  • The time window for rescuing survivors after an earthquake is often narrow. Prompt response by emergency services is crucial. Establishing effective communication channels, coordinating rescue efforts, and deploying trained personnel quickly can increase the chances of saving lives.

2.2 Rescue Operations

  •  Immediate focus should be on clearing debris and locating individuals who are trapped or in need of help. Efforts should be made to find and extract survivors efficiently using specialized equipment and search-and-rescue techniques.

2.3 Relief

  • Providing temporary shelters, medical assistance, and essential supplies to injured individuals is essential. Ensuring that relief camps maintain proper hygiene standards is important to prevent the spread of diseases and minimize casualties. 

3. Recovery and Rehabilitation (After Earthquake)

3.1 Build Back Better

  • Build Back Better: After an earthquake, reconstruction efforts should aim to “build back better.” It involves incorporating seismic-resistant design principles and construction techniques in the rebuilding process. Learning from successful examples, like the reconstruction programs in Bhuj, India, can help create models for earthquake-resistant construction in other affected areas.

3.2 Psychological Services

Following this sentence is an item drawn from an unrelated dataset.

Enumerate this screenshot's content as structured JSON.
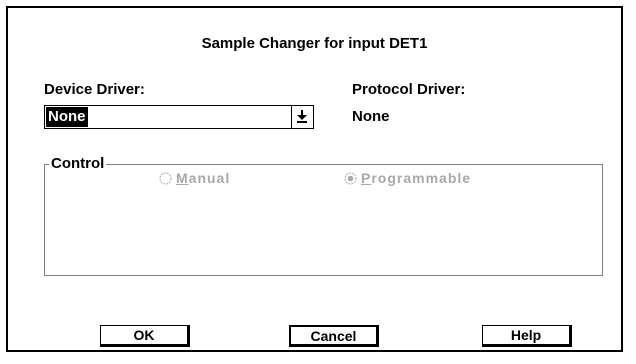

  • Earthquakes can cause immense psychological trauma for those who have lost loved ones or witnessed the destruction. Providing psychological support services to affected individuals can aid in their recovery and help them cope with the emotional impact of the disaster.  

Case Study: Japan Model 

Japan is located in a seismically active region known as the Pacific Ring of Fire, making it highly prone to earthquakes. Over the years, Japan has developed an exemplary model of earthquake management that combines proactive measures, technological advancements, and public awareness. 

  1. Earthquake-Resistant Buildings: Japanese engineers and architects have devised innovative techniques and building codes to ensure structures can withstand seismic forces.
  2. Mock Drills: Regular mock drills are crucial in preparing Japanese citizens for earthquake emergencies. These drills are conducted at various levels, from schools and workplaces to entire communities. 
  3. Research and Development: Japan has established the Institute for Earthquake Research, an institution dedicated to studying earthquakes and developing cutting-edge technologies for earthquake management